*** RECORDS SHOWN Section Begins ***
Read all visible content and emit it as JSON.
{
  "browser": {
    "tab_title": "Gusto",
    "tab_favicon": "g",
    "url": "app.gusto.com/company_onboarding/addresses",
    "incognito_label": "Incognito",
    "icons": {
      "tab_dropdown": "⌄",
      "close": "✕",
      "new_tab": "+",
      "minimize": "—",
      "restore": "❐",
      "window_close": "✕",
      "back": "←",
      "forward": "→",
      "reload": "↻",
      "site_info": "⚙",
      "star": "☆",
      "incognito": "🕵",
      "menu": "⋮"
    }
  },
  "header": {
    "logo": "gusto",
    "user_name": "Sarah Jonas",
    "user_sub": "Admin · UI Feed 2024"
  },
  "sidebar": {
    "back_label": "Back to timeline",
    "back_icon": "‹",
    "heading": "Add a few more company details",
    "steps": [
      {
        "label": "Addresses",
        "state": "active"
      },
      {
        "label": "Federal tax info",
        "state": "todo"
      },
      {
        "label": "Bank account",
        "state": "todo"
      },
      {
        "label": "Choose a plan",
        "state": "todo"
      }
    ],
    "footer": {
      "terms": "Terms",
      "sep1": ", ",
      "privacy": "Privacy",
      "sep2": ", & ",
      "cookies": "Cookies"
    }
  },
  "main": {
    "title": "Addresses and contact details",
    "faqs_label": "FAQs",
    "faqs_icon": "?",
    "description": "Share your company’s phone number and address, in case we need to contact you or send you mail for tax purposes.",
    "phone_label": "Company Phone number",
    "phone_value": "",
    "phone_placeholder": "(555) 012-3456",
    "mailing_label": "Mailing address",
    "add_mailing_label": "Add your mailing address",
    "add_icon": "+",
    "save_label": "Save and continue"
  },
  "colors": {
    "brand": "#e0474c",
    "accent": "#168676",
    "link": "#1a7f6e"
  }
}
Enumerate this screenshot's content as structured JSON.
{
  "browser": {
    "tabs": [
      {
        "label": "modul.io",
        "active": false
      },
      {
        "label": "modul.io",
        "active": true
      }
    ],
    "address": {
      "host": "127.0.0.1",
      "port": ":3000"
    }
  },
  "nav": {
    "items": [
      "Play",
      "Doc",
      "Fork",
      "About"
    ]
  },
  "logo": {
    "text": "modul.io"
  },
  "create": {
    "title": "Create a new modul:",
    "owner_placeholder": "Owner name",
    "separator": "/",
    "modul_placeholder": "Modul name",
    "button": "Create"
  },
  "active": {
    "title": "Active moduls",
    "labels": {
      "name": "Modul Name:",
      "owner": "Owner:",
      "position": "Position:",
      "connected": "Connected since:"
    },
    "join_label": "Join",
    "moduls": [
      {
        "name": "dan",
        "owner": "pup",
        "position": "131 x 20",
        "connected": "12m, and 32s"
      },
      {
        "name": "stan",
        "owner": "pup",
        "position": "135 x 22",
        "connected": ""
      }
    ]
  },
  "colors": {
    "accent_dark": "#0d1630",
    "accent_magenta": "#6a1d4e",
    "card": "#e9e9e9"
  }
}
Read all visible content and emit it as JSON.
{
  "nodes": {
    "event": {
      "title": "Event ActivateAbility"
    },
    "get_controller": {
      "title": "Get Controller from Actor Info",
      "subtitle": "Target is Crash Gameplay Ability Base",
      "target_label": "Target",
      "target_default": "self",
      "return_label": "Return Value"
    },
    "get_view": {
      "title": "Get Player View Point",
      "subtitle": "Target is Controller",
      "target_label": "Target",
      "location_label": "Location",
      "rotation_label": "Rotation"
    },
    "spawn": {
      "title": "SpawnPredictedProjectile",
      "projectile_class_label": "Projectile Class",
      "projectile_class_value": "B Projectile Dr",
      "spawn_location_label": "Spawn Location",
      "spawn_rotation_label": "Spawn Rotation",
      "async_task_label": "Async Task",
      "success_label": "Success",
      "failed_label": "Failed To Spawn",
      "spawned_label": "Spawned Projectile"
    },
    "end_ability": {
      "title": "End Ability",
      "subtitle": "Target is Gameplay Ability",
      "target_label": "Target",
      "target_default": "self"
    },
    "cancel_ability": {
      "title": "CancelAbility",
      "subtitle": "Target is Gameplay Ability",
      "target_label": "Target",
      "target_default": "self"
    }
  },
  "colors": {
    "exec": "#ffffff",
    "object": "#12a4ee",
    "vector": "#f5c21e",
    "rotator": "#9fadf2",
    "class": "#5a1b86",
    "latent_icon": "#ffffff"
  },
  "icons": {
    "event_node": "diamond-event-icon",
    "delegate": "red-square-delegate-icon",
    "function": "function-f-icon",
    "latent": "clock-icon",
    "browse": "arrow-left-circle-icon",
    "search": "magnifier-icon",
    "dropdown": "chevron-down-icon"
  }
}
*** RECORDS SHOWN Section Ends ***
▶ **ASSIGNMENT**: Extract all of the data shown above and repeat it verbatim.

▶ **PROBLEM SOLUTION**:
Read all visible content and emit it as JSON.
{
  "browser": {
    "tab_title": "Gusto",
    "tab_favicon": "g",
    "url": "app.gusto.com/company_onboarding/addresses",
    "incognito_label": "Incognito",
    "icons": {
      "tab_dropdown": "⌄",
      "close": "✕",
      "new_tab": "+",
      "minimize": "—",
      "restore": "❐",
      "window_close": "✕",
      "back": "←",
      "forward": "→",
      "reload": "↻",
      "site_info": "⚙",
      "star": "☆",
      "incognito": "🕵",
      "menu": "⋮"
    }
  },
  "header": {
    "logo": "gusto",
    "user_name": "Sarah Jonas",
    "user_sub": "Admin · UI Feed 2024"
  },
  "sidebar": {
    "back_label": "Back to timeline",
    "back_icon": "‹",
    "heading": "Add a few more company details",
    "steps": [
      {
        "label": "Addresses",
        "state": "active"
      },
      {
        "label": "Federal tax info",
        "state": "todo"
      },
      {
        "label": "Bank account",
        "state": "todo"
      },
      {
        "label": "Choose a plan",
        "state": "todo"
      }
    ],
    "footer": {
      "terms": "Terms",
      "sep1": ", ",
      "privacy": "Privacy",
      "sep2": ", & ",
      "cookies": "Cookies"
    }
  },
  "main": {
    "title": "Addresses and contact details",
    "faqs_label": "FAQs",
    "faqs_icon": "?",
    "description": "Share your company’s phone number and address, in case we need to contact you or send you mail for tax purposes.",
    "phone_label": "Company Phone number",
    "phone_value": "",
    "phone_placeholder": "(555) 012-3456",
    "mailing_label": "Mailing address",
    "add_mailing_label": "Add your mailing address",
    "add_icon": "+",
    "save_label": "Save and continue"
  },
  "colors": {
    "brand": "#e0474c",
    "accent": "#168676",
    "link": "#1a7f6e"
  }
}
Enumerate this screenshot's content as structured JSON.
{
  "browser": {
    "tabs": [
      {
        "label": "modul.io",
        "active": false
      },
      {
        "label": "modul.io",
        "active": true
      }
    ],
    "address": {
      "host": "127.0.0.1",
      "port": ":3000"
    }
  },
  "nav": {
    "items": [
      "Play",
      "Doc",
      "Fork",
      "About"
    ]
  },
  "logo": {
    "text": "modul.io"
  },
  "create": {
    "title": "Create a new modul:",
    "owner_placeholder": "Owner name",
    "separator": "/",
    "modul_placeholder": "Modul name",
    "button": "Create"
  },
  "active": {
    "title": "Active moduls",
    "labels": {
      "name": "Modul Name:",
      "owner": "Owner:",
      "position": "Position:",
      "connected": "Connected since:"
    },
    "join_label": "Join",
    "moduls": [
      {
        "name": "dan",
        "owner": "pup",
        "position": "131 x 20",
        "connected": "12m, and 32s"
      },
      {
        "name": "stan",
        "owner": "pup",
        "position": "135 x 22",
        "connected": ""
      }
    ]
  },
  "colors": {
    "accent_dark": "#0d1630",
    "accent_magenta": "#6a1d4e",
    "card": "#e9e9e9"
  }
}
Read all visible content and emit it as JSON.
{
  "nodes": {
    "event": {
      "title": "Event ActivateAbility"
    },
    "get_controller": {
      "title": "Get Controller from Actor Info",
      "subtitle": "Target is Crash Gameplay Ability Base",
      "target_label": "Target",
      "target_default": "self",
      "return_label": "Return Value"
    },
    "get_view": {
      "title": "Get Player View Point",
      "subtitle": "Target is Controller",
      "target_label": "Target",
      "location_label": "Location",
      "rotation_label": "Rotation"
    },
    "spawn": {
      "title": "SpawnPredictedProjectile",
      "projectile_class_label": "Projectile Class",
      "projectile_class_value": "B Projectile Dr",
      "spawn_location_label": "Spawn Location",
      "spawn_rotation_label": "Spawn Rotation",
      "async_task_label": "Async Task",
      "success_label": "Success",
      "failed_label": "Failed To Spawn",
      "spawned_label": "Spawned Projectile"
    },
    "end_ability": {
      "title": "End Ability",
      "subtitle": "Target is Gameplay Ability",
      "target_label": "Target",
      "target_default": "self"
    },
    "cancel_ability": {
      "title": "CancelAbility",
      "subtitle": "Target is Gameplay Ability",
      "target_label": "Target",
      "target_default": "self"
    }
  },
  "colors": {
    "exec": "#ffffff",
    "object": "#12a4ee",
    "vector": "#f5c21e",
    "rotator": "#9fadf2",
    "class": "#5a1b86",
    "latent_icon": "#ffffff"
  },
  "icons": {
    "event_node": "diamond-event-icon",
    "delegate": "red-square-delegate-icon",
    "function": "function-f-icon",
    "latent": "clock-icon",
    "browse": "arrow-left-circle-icon",
    "search": "magnifier-icon",
    "dropdown": "chevron-down-icon"
  }
}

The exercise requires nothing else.